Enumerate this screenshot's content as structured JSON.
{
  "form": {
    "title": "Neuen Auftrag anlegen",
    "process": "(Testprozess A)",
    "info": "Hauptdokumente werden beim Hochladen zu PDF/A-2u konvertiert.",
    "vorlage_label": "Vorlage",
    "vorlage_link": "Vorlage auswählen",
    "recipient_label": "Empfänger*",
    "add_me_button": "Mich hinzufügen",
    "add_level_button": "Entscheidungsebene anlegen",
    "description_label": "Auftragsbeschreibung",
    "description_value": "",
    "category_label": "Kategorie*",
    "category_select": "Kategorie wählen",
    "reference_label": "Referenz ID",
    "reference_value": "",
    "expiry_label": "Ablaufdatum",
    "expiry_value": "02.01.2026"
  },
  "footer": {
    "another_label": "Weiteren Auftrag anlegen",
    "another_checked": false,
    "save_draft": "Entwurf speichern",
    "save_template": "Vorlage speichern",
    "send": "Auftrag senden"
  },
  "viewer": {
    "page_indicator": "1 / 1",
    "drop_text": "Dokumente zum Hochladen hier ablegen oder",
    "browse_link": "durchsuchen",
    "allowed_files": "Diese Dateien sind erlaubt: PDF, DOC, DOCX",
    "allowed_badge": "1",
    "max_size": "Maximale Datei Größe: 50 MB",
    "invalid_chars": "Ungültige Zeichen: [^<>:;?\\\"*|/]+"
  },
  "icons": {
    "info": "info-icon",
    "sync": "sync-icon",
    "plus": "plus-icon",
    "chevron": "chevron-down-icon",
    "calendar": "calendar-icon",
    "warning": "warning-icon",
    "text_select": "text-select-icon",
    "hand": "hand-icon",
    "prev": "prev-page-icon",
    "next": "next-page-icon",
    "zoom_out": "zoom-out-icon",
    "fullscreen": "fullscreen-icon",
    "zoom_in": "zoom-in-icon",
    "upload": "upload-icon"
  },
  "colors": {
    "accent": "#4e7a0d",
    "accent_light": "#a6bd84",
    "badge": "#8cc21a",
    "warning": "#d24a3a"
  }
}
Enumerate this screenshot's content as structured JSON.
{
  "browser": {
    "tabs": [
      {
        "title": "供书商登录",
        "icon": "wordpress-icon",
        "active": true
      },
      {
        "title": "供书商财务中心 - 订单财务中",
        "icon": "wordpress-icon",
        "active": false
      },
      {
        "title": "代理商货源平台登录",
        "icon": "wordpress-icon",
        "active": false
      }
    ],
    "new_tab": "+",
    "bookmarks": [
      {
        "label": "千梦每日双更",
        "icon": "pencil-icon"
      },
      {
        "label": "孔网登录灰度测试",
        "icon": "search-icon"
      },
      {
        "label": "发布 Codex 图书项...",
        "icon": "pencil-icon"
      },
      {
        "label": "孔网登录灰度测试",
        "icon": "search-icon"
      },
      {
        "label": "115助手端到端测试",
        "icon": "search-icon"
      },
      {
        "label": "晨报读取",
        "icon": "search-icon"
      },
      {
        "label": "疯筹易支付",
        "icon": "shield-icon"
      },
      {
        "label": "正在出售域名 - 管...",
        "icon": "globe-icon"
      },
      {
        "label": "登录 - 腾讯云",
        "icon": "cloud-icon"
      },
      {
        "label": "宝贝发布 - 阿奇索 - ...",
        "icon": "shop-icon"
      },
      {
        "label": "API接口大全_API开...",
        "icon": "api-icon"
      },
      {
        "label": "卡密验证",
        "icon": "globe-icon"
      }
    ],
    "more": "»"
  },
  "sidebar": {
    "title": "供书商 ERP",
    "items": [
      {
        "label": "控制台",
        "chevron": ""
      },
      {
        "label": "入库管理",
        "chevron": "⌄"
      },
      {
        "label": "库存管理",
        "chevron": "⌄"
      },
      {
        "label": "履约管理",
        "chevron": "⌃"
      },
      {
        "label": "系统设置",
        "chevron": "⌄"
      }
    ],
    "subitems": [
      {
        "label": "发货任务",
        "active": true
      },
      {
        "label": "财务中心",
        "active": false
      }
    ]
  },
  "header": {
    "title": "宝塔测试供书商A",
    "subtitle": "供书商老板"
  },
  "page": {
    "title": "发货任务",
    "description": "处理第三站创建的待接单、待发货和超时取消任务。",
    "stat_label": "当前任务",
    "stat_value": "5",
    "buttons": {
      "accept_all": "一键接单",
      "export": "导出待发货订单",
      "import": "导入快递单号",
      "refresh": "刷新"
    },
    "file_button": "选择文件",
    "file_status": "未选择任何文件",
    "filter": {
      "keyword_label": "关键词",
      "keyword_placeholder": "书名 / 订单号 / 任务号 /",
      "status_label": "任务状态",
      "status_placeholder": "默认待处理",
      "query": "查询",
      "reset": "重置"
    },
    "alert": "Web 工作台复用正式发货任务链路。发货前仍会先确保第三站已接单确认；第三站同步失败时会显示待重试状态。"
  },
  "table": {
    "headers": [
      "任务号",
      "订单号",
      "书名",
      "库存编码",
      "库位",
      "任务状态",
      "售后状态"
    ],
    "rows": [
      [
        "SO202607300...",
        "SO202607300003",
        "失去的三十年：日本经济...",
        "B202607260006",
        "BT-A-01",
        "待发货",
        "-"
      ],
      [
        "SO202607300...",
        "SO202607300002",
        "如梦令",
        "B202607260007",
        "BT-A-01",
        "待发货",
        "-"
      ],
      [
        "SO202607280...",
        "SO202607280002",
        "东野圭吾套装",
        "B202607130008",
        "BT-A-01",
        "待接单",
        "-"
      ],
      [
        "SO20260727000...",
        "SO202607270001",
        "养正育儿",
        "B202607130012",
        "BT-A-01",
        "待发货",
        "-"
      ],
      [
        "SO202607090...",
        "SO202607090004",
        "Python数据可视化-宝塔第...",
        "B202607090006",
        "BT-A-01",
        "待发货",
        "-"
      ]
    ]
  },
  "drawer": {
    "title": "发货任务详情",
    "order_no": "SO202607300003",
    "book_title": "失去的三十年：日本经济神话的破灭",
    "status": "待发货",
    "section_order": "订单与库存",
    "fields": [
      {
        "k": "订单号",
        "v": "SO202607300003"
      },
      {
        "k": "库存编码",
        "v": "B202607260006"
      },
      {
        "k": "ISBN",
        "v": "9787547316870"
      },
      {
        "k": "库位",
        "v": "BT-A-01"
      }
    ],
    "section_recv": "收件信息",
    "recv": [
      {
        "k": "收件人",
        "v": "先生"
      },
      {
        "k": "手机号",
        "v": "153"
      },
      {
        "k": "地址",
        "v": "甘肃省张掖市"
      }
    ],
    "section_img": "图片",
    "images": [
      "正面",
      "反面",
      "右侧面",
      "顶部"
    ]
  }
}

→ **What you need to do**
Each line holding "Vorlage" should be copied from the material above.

→ **Answer**
    "vorlage_label": "Vorlage",
    "vorlage_link": "Vorlage auswählen",
    "save_template": "Vorlage speichern",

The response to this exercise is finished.